In a recent analysis, Fan and Jing Zhu, an assistant professor at Northwest University in Xi’an, China, used data from the 2012–2013 American Time Use Survey (ATUS) to study how trip- and personal-level factors influence emotions. Zhu conducted the research while at the U of M through a visiting scholarship funded by the National Natural Science Foundation of China’s Young Scholar Program.
“Our results show that emotions are shaped in various ways by the mode, duration, purpose, and companionship characteristics of a trip,” Fan says. “For example, of the modes we examined, biking is the happiest. Long travel—more than 45 minutes—is the least happy and most tiring and stressful.”
In a current project, Fan and Julian Wolfson, an assistant professor in the Division of Biostatistics at the U of M’s School of Public Health, are studying the links between transportation and happiness in the Twin Cities area using the Daynamica™ app. Their work is part of the Sustainable Healthy Cities program, a National Science Foundation-supported Sustainability Research Network. Fan is the co-principal investigator of the four-year effort, which involves faculty from multiple disciplines at eight universities.
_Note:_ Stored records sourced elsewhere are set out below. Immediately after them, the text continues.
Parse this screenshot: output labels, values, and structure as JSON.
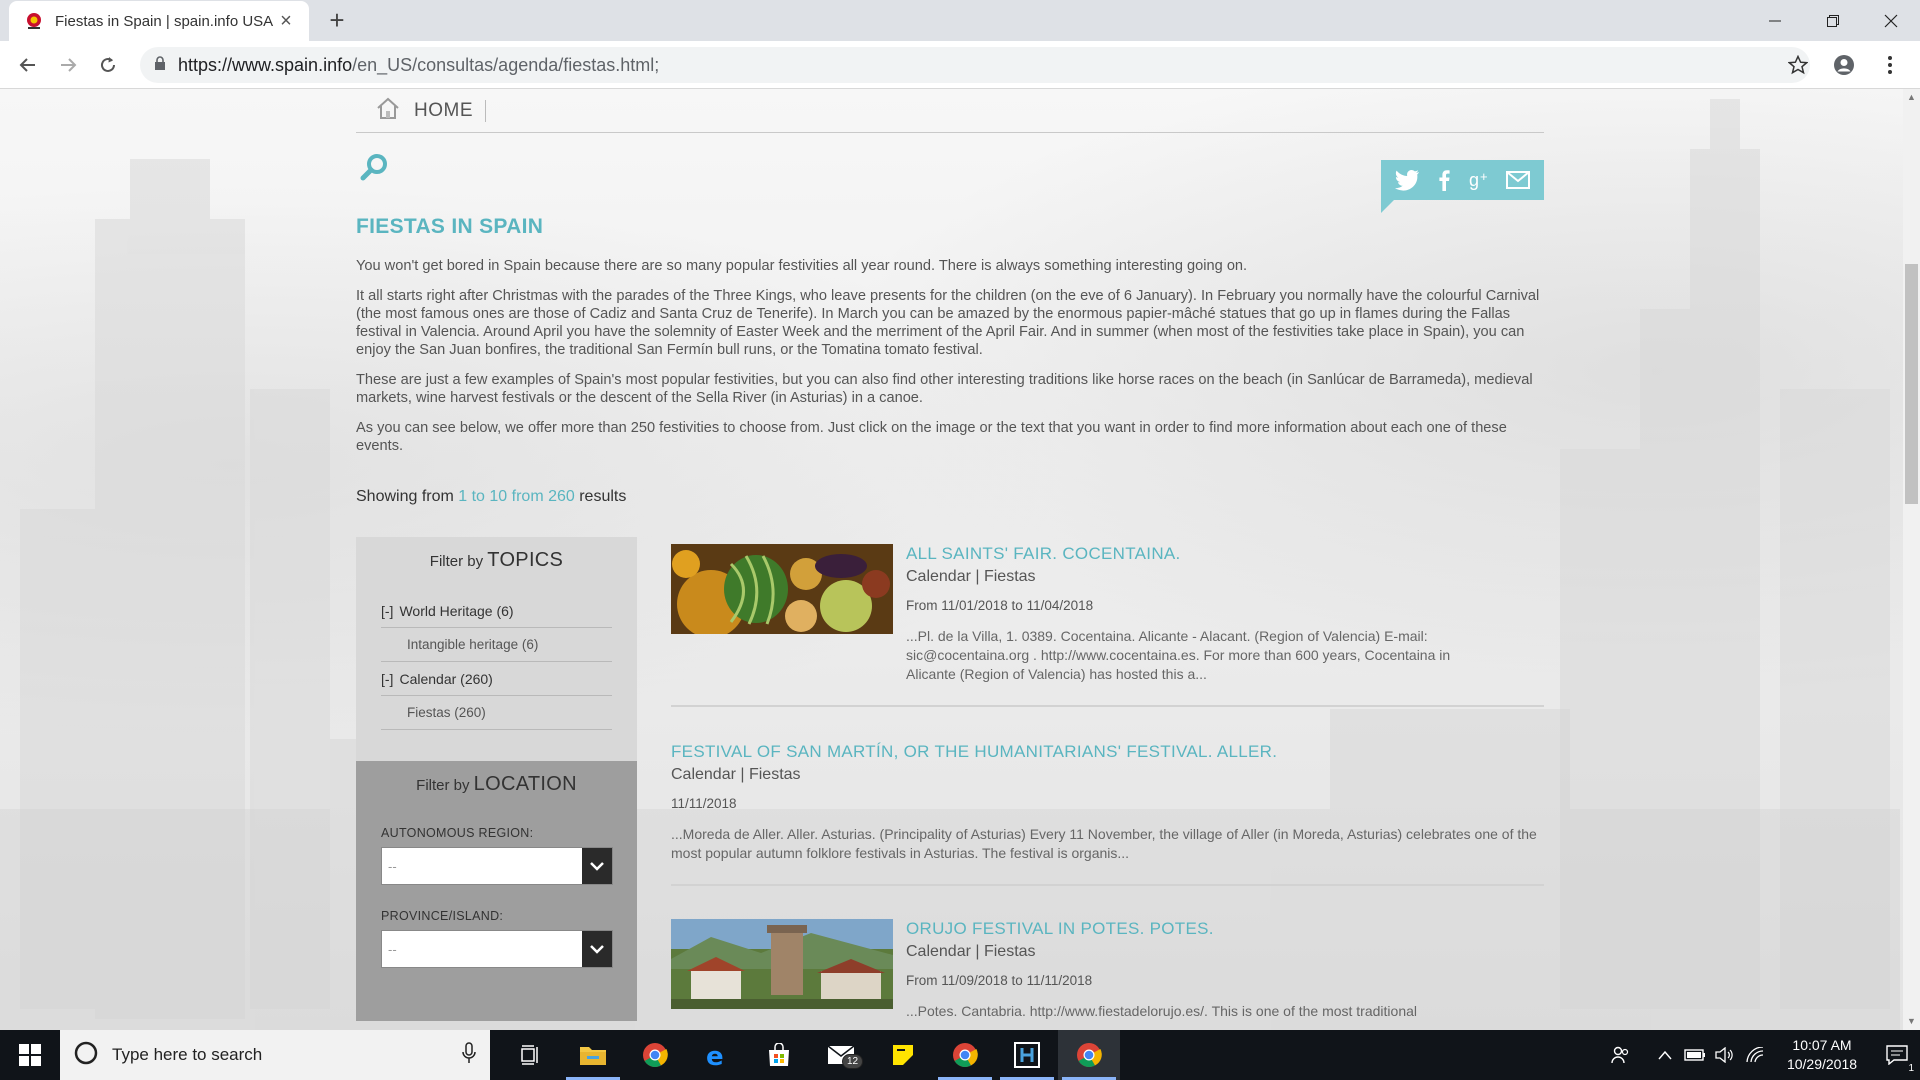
{
  "browser": {
    "tab_title": "Fiestas in Spain | spain.info USA",
    "new_tab_symbol": "+",
    "url_host": "https://www.spain.info",
    "url_path": "/en_US/consultas/agenda/fiestas.html;"
  },
  "nav": {
    "home_label": "HOME"
  },
  "page": {
    "title": "FIESTAS IN SPAIN",
    "paragraphs": [
      "You won't get bored in Spain because there are so many popular festivities all year round. There is always something interesting going on.",
      "It all starts right after Christmas with the parades of the Three Kings, who leave presents for the children (on the eve of 6 January). In February you normally have the colourful Carnival (the most famous ones are those of Cadiz and Santa Cruz de Tenerife). In March you can be amazed by the enormous papier-mâché statues that go up in flames during the Fallas festival in Valencia. Around April you have the solemnity of Easter Week and the merriment of the April Fair. And in summer (when most of the festivities take place in Spain), you can enjoy the San Juan bonfires, the traditional San Fermín bull runs, or the Tomatina tomato festival.",
      "These are just a few examples of Spain's most popular festivities, but you can also find other interesting traditions like horse races on the beach (in Sanlúcar de Barrameda), medieval markets, wine harvest festivals or the descent of the Sella River (in Asturias) in a canoe.",
      "As you can see below, we offer more than 250 festivities to choose from. Just click on the image or the text that you want in order to find more information about each one of these events."
    ],
    "showing_prefix": "Showing from ",
    "showing_range": "1 to 10 from 260",
    "showing_suffix": " results"
  },
  "filters": {
    "topics_prefix": "Filter by ",
    "topics_title": "TOPICS",
    "topic_items": [
      {
        "toggle": "[-]",
        "label": "World Heritage (6)"
      },
      {
        "label": "Intangible heritage (6)"
      },
      {
        "toggle": "[-]",
        "label": "Calendar (260)"
      },
      {
        "label": "Fiestas (260)"
      }
    ],
    "location_prefix": "Filter by ",
    "location_title": "LOCATION",
    "region_label": "AUTONOMOUS REGION:",
    "region_value": "--",
    "province_label": "PROVINCE/ISLAND:",
    "province_value": "--"
  },
  "results": [
    {
      "title": "ALL SAINTS' FAIR. COCENTAINA.",
      "category": "Calendar  |  Fiestas",
      "date": "From 11/01/2018 to 11/04/2018",
      "text": "...Pl. de la Villa, 1. 0389. Cocentaina. Alicante - Alacant. (Region of Valencia) E-mail: sic@cocentaina.org . http://www.cocentaina.es. For more than 600 years, Cocentaina in Alicante (Region of Valencia) has hosted this a..."
    },
    {
      "title": "FESTIVAL OF SAN MARTÍN, OR THE HUMANITARIANS' FESTIVAL. ALLER.",
      "category": "Calendar  |  Fiestas",
      "date": "11/11/2018",
      "text": "...Moreda de Aller. Aller. Asturias. (Principality of Asturias) Every 11 November, the village of Aller (in Moreda, Asturias) celebrates one of the most popular autumn folklore festivals in Asturias. The festival is organis..."
    },
    {
      "title": "ORUJO FESTIVAL IN POTES. POTES.",
      "category": "Calendar  |  Fiestas",
      "date": "From 11/09/2018 to 11/11/2018",
      "text": "...Potes. Cantabria. http://www.fiestadelorujo.es/. This is one of the most traditional"
    }
  ],
  "taskbar": {
    "search_placeholder": "Type here to search",
    "mail_badge": "12",
    "time": "10:07 AM",
    "date": "10/29/2018",
    "notification_count": "1"
  },
  "colors": {
    "accent": "#5ab5c0",
    "share_bg": "#7ecad2",
    "topics_bg": "#d8d8d8",
    "location_bg": "#9e9e9e"
  }
}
The researchers are studying participants in Blaine, Brooklyn Center, Saint Anthony Park, and Minneapolis using in-home surveys and smartphone data collection. “Using the Daynamica app on smartphones reduces the amount of data participants need to input,” Wolfson says. “This allows us to ask them to participate for multiple days or weeks, giving us more accurate and more representative data over a longer time period than in traditional travel behavior studies that use data from a single day.”
After controlling for neighborhood and individual differences, preliminary findings indicate biking is the happiest mode, which is consistent with findings from the ATUS study. The happiness levels of rail trips are found to be no different from car trips but higher than bus trips. “This is not surprising because on average the rail services in the Twin Cities are of much higher frequency, speed, and reliability than bus services in the region,” Wolfson says.
The results also reveal that the happiness gap between car and bus trips is significant for trips shorter than approximately 30 minutes, but the two modes do not differ in happiness for trips longer than half an hour.
Fan believes the research has important policy implications. “Transit reduces congestion and has environmental benefits, and many people depend on it. We can’t just hope people will use transit—we need to find ways to make these trips evoke happier emotions to increase ridership.”
She also advises making cities more bike-friendly and promoting jobs-housing balance to shorten commute length. “Trip duration has a big impact on happiness,” she says. “This suggests that land-use policies and urban design strategies that shorten trips can influence emotional well-being.”